1st Amendment Questions and Answers related to the National Mall Plan:

  1. Would our ability as citizens to demonstrate change in plan alternatives?
    No. Consistent with the First Amendment and federal regulations, demonstrations and other First Amendment activities would continue to be permitted throughout the park on a space available, first come request basis, and would continue to be regulated by 36 CFR 7.96.

  2. Would demonstrations be limited to specific areas?
    No. Consistent with the First Amendment and federal regulations, demonstrations would continue to be permitted on a space available, first come basis. Since there were no changes proposed for locations of demonstrations, the newsletter 3 alternatives described highlights of actions related only to events, which are different than demonstrations. Alternatives proposed concepts in several areas that would increase the space available for events and demonstrations as well as facilitate this use of the National Mall.

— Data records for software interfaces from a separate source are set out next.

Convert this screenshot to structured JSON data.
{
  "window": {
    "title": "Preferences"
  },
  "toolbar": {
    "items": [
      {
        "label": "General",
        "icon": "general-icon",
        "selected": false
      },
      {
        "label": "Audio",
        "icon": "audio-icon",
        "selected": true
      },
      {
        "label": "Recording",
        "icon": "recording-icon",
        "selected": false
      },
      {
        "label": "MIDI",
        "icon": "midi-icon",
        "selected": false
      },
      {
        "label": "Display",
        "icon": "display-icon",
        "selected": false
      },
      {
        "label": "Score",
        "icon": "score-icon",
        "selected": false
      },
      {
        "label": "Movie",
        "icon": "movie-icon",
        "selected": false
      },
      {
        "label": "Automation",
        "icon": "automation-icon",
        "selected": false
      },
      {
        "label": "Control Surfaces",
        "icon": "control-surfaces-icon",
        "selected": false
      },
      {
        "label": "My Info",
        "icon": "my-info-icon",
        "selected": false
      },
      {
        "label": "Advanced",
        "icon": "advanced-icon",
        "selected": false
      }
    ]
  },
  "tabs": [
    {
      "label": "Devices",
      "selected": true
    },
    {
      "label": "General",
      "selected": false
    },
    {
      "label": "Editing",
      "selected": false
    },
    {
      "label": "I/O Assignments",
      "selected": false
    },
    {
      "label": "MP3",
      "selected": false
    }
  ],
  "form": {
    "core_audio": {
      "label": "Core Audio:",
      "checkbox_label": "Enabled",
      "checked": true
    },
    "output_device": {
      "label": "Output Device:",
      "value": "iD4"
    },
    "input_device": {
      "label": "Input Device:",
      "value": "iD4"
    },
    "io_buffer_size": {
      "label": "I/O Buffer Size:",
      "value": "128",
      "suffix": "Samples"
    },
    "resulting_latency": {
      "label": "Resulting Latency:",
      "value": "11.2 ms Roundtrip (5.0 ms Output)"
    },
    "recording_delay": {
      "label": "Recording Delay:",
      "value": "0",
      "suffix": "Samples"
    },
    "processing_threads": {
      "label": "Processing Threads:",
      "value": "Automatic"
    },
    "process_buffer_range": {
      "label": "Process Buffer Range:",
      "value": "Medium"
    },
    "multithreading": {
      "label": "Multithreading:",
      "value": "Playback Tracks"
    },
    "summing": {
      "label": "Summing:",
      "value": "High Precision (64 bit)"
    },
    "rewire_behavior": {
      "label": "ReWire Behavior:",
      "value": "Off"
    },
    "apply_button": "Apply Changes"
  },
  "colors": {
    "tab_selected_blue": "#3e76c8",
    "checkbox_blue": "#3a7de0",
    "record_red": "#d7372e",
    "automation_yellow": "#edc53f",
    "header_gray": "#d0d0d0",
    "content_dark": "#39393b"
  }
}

  3. Would demonstrations be allowed in the side elm tree panels on the Mall?
    Yes. Alternatives proposed that temporary facilities or structures (such as tents, stages, and related facilities) as well as vehicles would not be allowed within the side elm tree panels on the Mall (3rd to 14th) in order to maintain the mature elm tree canopy that defines one of the most recognizable and photographed views in our country. However, general public access to the area and shade would continue. Demonstrations generally do not seek use of the side elm panels for temporarystructures, staging and vehicles.

  4. Would demonstrations still be able to have stages and other facilities within
    the center of view corridor between the U.S. Capitol, the Washington
    Monument and Lincoln Memorial?

    Yes. The NPS was exploring in alternative A the advantage of providing the public a narrow eye-level open viewing corridor to the symbols of our nation. This applies to events, not demonstrations. However, demonstrations may find that keeping tall structures from blocking visual access to these icons of democracy supports their goals.

  5. Would the National Mall be closed for construction for 10 years?
    No. A typical NPS cycle from design through construction is closer to 3-4 years. The NPS goes to extraordinary lengths to ensure public access during construction. NPS would continue to accommodate demonstrations as any construction within discrete areas proceeds. The plan may identify a number of potential construction projects, but it is highly unlikely that they would be constructed at the same time.

    Construction projects generally need to be within approved NPS plans, but completion of planning does not ensure or guarantee funding for any projects. Construction projects would still compete within the Service-wide NPS system for funding or they could be funded through donations.

  6. Will First Amendment rights be included and recognized in the preferred alternative?
    Yes – absolutely. NPS is proud to manage this pre-eminent site where American values of freedom of speech are most fully expressed. Consistent with the First Amendment and federal regulations, this purpose will be confirmed in the National Mall Plan.

  7. What efforts has NPS made to inform the public?
    The National Park Service has provided extensive public information regarding its planning process in the Federal Register on January 16, 2007 and September 6, 2007; in a November 1, 2006 press conference announcing the plan; assorted media reports and media releases; at a public symposium (November 15, 2006); through an established dedicated planning website at and e-mail address at, and through newsletters posted online and distributed to visitors at events and by park rangers.

    Other Information in the new "The First Amendment on the National Mall brochure found at the park.